## REQUIREMENT:
Each line of the listing where "Count" appears should be reported.

┌──

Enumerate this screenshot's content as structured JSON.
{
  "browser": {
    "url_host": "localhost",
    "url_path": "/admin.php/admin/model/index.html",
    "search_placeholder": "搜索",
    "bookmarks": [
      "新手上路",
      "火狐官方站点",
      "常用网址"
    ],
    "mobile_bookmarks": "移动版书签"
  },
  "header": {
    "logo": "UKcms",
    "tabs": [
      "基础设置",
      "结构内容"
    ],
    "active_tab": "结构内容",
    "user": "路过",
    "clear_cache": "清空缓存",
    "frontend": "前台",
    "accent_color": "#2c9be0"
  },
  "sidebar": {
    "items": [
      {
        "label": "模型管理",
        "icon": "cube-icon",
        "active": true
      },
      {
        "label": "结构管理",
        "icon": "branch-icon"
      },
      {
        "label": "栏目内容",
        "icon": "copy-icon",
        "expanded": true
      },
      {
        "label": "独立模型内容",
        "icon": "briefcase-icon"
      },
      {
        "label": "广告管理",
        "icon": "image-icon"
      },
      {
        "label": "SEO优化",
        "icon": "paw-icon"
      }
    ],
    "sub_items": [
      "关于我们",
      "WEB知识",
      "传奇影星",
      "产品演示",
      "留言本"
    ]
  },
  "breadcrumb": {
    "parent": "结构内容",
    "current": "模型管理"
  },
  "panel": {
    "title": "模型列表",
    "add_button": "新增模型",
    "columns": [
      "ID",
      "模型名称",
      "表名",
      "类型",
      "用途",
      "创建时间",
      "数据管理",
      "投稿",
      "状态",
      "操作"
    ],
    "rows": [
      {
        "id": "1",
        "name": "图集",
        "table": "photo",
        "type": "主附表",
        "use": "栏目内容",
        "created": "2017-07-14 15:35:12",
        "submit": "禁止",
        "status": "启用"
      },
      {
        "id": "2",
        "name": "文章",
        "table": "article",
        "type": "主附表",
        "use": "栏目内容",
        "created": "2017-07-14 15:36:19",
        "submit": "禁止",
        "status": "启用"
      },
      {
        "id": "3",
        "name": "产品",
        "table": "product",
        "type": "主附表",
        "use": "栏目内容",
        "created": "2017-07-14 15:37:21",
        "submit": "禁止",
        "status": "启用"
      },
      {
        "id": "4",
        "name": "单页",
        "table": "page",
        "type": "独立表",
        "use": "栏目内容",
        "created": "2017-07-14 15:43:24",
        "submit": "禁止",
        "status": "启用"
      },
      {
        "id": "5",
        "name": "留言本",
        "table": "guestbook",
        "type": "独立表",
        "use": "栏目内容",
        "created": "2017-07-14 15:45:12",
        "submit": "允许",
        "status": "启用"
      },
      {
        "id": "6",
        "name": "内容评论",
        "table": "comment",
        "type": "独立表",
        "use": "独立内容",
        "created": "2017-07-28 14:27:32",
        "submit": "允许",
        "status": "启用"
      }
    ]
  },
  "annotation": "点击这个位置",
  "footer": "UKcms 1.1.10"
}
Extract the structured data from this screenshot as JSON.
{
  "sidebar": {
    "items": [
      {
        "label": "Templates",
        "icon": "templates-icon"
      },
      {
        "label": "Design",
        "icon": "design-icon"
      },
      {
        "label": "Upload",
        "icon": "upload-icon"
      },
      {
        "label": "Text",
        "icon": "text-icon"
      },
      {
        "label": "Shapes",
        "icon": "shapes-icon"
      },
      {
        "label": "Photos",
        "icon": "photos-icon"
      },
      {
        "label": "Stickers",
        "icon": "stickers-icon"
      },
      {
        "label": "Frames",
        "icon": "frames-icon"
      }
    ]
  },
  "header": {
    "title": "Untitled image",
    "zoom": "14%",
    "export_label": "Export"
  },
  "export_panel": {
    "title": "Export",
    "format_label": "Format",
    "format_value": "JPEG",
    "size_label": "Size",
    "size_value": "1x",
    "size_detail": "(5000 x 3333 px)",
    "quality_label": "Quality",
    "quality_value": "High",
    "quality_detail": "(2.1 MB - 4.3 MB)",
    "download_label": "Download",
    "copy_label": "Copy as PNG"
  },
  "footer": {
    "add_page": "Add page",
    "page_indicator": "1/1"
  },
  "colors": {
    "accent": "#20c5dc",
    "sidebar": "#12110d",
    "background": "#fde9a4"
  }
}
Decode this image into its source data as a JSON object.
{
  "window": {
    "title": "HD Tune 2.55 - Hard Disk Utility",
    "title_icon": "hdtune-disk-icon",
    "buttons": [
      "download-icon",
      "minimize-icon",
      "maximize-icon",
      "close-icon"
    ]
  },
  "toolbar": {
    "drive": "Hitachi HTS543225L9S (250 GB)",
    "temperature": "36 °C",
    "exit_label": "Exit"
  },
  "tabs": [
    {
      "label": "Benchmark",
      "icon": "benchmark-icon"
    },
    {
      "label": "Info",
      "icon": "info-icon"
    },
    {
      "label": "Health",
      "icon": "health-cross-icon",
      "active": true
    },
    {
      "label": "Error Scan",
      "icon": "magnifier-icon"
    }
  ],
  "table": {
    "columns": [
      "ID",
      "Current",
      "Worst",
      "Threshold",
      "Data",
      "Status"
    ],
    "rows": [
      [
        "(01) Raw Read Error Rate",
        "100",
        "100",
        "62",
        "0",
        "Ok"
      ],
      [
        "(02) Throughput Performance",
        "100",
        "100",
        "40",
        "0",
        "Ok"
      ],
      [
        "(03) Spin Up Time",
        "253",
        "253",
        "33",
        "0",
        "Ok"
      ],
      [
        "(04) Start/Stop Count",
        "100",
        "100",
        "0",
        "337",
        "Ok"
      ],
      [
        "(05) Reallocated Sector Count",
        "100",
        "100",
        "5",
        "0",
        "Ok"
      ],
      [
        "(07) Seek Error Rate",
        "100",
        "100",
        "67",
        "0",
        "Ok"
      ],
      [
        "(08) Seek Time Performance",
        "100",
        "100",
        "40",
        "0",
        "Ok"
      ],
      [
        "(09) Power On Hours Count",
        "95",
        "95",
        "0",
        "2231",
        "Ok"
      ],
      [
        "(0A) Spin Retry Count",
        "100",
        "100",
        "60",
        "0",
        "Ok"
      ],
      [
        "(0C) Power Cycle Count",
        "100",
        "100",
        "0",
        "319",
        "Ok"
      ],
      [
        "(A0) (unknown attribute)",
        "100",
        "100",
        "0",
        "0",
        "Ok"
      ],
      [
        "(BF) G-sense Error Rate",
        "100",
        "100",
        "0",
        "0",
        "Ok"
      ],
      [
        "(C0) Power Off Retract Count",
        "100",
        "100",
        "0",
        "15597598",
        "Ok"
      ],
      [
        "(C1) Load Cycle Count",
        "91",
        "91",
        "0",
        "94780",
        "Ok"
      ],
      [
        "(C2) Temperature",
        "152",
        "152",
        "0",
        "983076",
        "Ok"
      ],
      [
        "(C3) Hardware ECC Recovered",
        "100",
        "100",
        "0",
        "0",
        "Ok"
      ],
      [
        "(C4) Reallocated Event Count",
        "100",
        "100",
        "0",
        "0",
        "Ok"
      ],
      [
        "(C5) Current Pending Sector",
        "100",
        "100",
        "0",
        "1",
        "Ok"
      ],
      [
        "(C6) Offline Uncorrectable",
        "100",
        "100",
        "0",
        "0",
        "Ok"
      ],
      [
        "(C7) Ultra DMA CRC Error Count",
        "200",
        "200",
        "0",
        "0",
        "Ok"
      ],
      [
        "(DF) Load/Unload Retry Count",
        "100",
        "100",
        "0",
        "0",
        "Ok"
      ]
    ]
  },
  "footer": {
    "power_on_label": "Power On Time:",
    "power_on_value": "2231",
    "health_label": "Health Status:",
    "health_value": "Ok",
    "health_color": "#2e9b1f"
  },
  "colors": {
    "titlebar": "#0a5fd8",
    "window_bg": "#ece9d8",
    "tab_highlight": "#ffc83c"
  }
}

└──

## SOLUTION FOR THIS EXERCISE:
        "(04) Start/Stop Count",
        "(05) Reallocated Sector Count",
        "(09) Power On Hours Count",
        "(0A) Spin Retry Count",
        "(0C) Power Cycle Count",
        "(C0) Power Off Retract Count",
        "(C1) Load Cycle Count",
        "(C4) Reallocated Event Count",
        "(C7) Ultra DMA CRC Error Count",
        "(DF) Load/Unload Retry Count",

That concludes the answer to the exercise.